RECORD SET »
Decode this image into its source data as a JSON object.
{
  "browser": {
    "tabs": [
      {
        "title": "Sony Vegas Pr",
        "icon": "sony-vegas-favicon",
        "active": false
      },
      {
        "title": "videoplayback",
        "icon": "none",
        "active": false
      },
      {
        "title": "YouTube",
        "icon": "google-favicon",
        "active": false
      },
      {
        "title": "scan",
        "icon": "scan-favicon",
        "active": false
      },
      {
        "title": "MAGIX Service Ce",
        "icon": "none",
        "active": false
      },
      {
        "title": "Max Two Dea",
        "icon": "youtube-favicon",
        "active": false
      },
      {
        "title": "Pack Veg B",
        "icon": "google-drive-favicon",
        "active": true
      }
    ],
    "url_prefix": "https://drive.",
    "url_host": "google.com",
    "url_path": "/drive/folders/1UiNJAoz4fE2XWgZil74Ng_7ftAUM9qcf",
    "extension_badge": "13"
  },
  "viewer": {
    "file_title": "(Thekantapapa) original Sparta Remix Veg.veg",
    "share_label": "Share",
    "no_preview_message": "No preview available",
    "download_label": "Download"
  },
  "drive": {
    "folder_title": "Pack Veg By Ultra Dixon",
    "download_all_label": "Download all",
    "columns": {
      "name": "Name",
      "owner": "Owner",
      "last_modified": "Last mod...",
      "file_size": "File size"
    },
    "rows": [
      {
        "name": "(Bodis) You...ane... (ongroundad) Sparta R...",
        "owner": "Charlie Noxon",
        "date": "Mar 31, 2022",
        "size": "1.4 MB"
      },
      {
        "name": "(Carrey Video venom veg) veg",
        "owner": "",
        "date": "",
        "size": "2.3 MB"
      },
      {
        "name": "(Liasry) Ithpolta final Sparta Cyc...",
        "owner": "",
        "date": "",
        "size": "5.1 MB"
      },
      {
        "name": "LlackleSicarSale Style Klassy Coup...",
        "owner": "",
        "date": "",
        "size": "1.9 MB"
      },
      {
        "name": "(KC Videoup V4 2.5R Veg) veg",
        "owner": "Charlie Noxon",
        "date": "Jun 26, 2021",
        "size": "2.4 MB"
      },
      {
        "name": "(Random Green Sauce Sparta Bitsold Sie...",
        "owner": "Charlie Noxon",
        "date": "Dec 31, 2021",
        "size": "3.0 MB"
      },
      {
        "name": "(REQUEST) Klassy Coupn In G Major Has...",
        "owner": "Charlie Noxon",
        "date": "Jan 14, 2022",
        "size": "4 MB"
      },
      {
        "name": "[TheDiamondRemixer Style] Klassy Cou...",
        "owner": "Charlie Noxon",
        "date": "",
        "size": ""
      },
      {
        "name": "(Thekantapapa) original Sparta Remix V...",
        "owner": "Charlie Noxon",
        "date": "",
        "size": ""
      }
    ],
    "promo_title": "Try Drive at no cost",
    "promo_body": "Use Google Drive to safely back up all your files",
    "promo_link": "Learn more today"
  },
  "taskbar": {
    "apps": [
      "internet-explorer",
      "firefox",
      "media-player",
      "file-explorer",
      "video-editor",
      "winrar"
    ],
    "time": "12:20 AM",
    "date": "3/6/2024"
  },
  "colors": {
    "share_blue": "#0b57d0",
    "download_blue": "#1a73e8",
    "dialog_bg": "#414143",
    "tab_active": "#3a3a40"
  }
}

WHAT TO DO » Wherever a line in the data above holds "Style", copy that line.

SOLUTION FOR THIS PROBLEM »
        "name": "LlackleSicarSale Style Klassy Coup...",
        "name": "[TheDiamondRemixer Style] Klassy Cou...",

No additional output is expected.